Authors: Sandy Lee, Paulina Tran, Lorena Salto Deepa Ragesh Panikkath, Lorena Salto, and Christina Downey

Publication: Springer Link

Date: September 2021

ANCA-associated vasculitis is a disease with high morbidity and mortality which has shown to have different phenotypes in different ethnic and racial groups. This disease has been most frequently studied in Caucasians. We studied a group in Southern California where the Hispanics make up half of the population. We believe there will be different phenotypes between the two.

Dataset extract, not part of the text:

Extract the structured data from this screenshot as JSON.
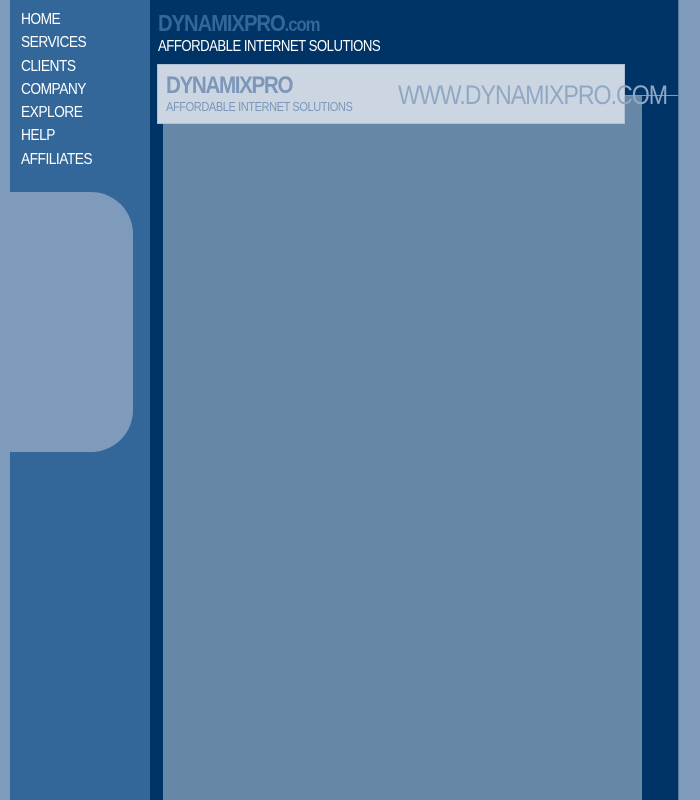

A retrospective study of 114 patients was conducted at two tertiary care centers between 2003 and 2019. Demographic data, ICU admission, ANCA antibody status, BVAS on presentation, VDI per the last clinic visit, the number of hospitalizations, the number of follow-up years, and treatment were recorded. We calculated odds ratios for the categorical data and ran independent sample T test for the continuous data with alpha equal to 0.05 for statistical significance.

Difference was found in antibody status, disease presentation, morbidity, and age at diagnosis. Hispanics had greater number of AAV flares despite BVAS and VDI being comparable. Caucasians had more frequent follow-up. Hispanics had a 4.39 increase in odds of being admitted to the ICU, a 1.33 increased odds of developing acute respiratory failure, and a 67% increased odds of developing hemoptysis or pulmonary alveolar hemorrhage. Further, Hispanics had a 1.22 increase in odds of having ESRD.

Clinicians treating Hispanic patients with AAV should have a high index of suspicion for severe disease in this patient population. Further, epidemiologic and disparities research should be conducted to evaluate the discrepancy in outcomes in these groups.